By Stacy Kess
It’s hot outside, but it’s no sweat with the air conditioner and fans running inside — until the electric bill arrives.
“It is reasonable to expect that as the temperature increases that customers will increase their use of electricity, typically for air conditioning,” said AEP Ohio spokesperson Jeff Rennie. “Customer bills are based on usage, so the more they use, the more their bills will increase.”
The U.S. Department of Energy used 2009 energy cost statistics to compare usage costs around the nation. That year, Ohioans spent an average of $3,546 on energy per person. That placed it 29th in the nation for energy expenditures per capita, spending just a bit less than Maryland that same year.

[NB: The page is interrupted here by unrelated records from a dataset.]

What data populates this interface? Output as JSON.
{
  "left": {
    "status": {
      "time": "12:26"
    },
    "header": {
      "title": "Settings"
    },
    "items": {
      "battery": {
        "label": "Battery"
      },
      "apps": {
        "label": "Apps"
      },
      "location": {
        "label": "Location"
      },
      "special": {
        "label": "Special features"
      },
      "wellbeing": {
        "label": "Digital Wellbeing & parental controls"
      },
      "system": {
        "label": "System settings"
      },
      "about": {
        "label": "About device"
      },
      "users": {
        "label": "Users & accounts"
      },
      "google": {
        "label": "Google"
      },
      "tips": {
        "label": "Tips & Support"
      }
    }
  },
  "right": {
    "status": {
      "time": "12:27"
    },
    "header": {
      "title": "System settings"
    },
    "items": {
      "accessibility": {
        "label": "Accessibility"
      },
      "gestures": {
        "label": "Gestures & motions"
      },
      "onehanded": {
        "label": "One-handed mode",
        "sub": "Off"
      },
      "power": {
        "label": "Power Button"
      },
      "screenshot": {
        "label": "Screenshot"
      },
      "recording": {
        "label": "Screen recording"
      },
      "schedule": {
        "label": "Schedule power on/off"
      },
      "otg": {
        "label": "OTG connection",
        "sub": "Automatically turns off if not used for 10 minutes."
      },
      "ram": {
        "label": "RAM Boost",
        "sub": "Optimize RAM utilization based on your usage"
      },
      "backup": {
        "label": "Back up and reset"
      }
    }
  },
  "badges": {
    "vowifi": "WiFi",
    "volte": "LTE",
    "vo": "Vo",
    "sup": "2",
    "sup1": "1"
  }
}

According to the Ohio Consumer’s Counsel, Americans spend more than 75 percent of the money paid for utilities on heating, cooling, lighting, cooking and running other appliances in their homes, and Ohioans spend an average $2,200 of their yearly budgets on electricity and natural gas costs.
The Consumer’s Counsel said a programmable thermostat can save consumers more than $100 a year. The relatively small investment — as little as $20 for a basic programmable unit to a couple of hundred dollars for one that can communicate with a smart phone and other technology — saves money by allowing consumers to program a steady temperature. If the thermostat allows multiple temperatures to be programmed, setting a higher temperature (around 78 degrees) when no one is home and a lower temperature to keep a cool house when you return, it can reduce usage by using a pre-set schedule.
The DOE estimates a 10-percent savings on electric bills when the thermostat is set 10 to 15 degrees higher for eight hours a day, such as during the work day.
The DOE also recommends purchasing Energy Star rated air conditioners, along with other appliances, when replacing old units or adding a new unit. A central air cooling system that is Energy Star certified can cut cooling costs by as much as 30 percent and an Energy Star room air conditioning unit uses about 15 percent less energy. Even without an Energy Star or high-efficiency air conditioner, the DOE said keeping a clean filter on air conditioners can still reduce costs.
Beyond the air conditioner, a few other home improvements can add up to savings. The Consumers’ Counsel reports an average savings of $17 a year when windows and doors are insulated properly; poorly insulated windows waste 25 to 40 percent of the home’s energy. Likewise, a properly insulated attic can save by sealing cool air in and keeping hot air out.
Keeping windows shaded by light colored blinds or drapes to reflect sunlight and planting shade trees around a property can also cut cooling costs, energy experts report.
Other appliances can play into those high bills too, according to AEP.
DOE and Consumers’ Counsel recommend avoiding using the oven or dryer, both which produce heat inside, during the hot summer days. AEP suggests using a microwave rather than a traditional oven and drying clothing on a line outside rather than in the dryer.
The DOE and Consumers’ Counsel offer more tips at their Web sites, www.energy.gov and http://www.occ.ohio.gov/smartenergy/energyefficiency.shtml.
Reporter Stacy Kess can be found on Twitter @StacyMKess.